- _Exercise_
Bring together copies of the lines in the data below that contain the word "this".

- _Given records_
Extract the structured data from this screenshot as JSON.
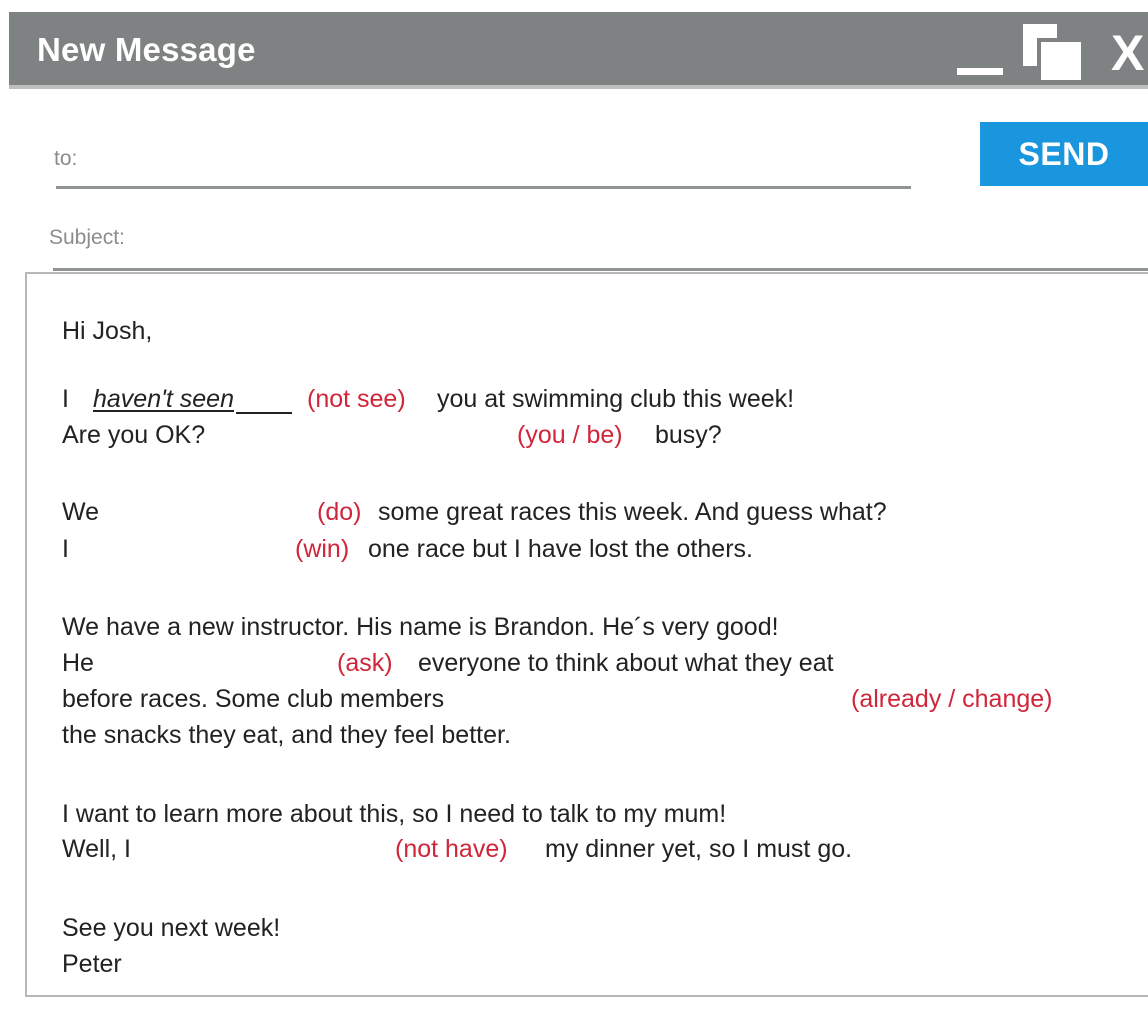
{
  "window": {
    "title": "New Message",
    "controls": {
      "minimize": "minimize-icon",
      "restore": "restore-icon",
      "close": "X"
    }
  },
  "fields": {
    "to_label": "to:",
    "subject_label": "Subject:"
  },
  "toolbar": {
    "send_label": "SEND"
  },
  "message": {
    "greeting": "Hi Josh,",
    "p1_i": "I",
    "p1_answer": "haven't seen",
    "p1_hint": "(not see)",
    "p1_rest": "you at swimming club this week!",
    "p2_text": "Are you OK?",
    "p2_hint": "(you / be)",
    "p2_rest": "busy?",
    "p3_we": "We",
    "p3_hint": "(do)",
    "p3_rest": "some great races this week. And guess what?",
    "p4_i": "I",
    "p4_hint": "(win)",
    "p4_rest": "one race but I have lost the others.",
    "p5_text": "We have a new instructor. His name is Brandon. He´s very good!",
    "p6_he": "He",
    "p6_hint": "(ask)",
    "p6_rest": "everyone to think about what they eat",
    "p7_text": "before races.  Some club members",
    "p7_hint": "(already / change)",
    "p8_text": "the snacks they eat, and they feel better.",
    "p9_text": "I want to learn more about this, so I need to talk to my mum!",
    "p10_text": "Well, I",
    "p10_hint": "(not have)",
    "p10_rest": "my dinner yet, so I must go.",
    "p11_text": "See you next week!",
    "signature": "Peter"
  },
  "colors": {
    "titlebar": "#7f8282",
    "send_button": "#1a96de",
    "hint": "#d0253a"
  }
}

- _Written answer_
Extract the structured data from this screenshot as JSON.
    "p1_rest": "you at swimming club this week!",
    "p3_rest": "some great races this week. And guess what?",
    "p9_text": "I want to learn more about this, so I need to talk to my mum!",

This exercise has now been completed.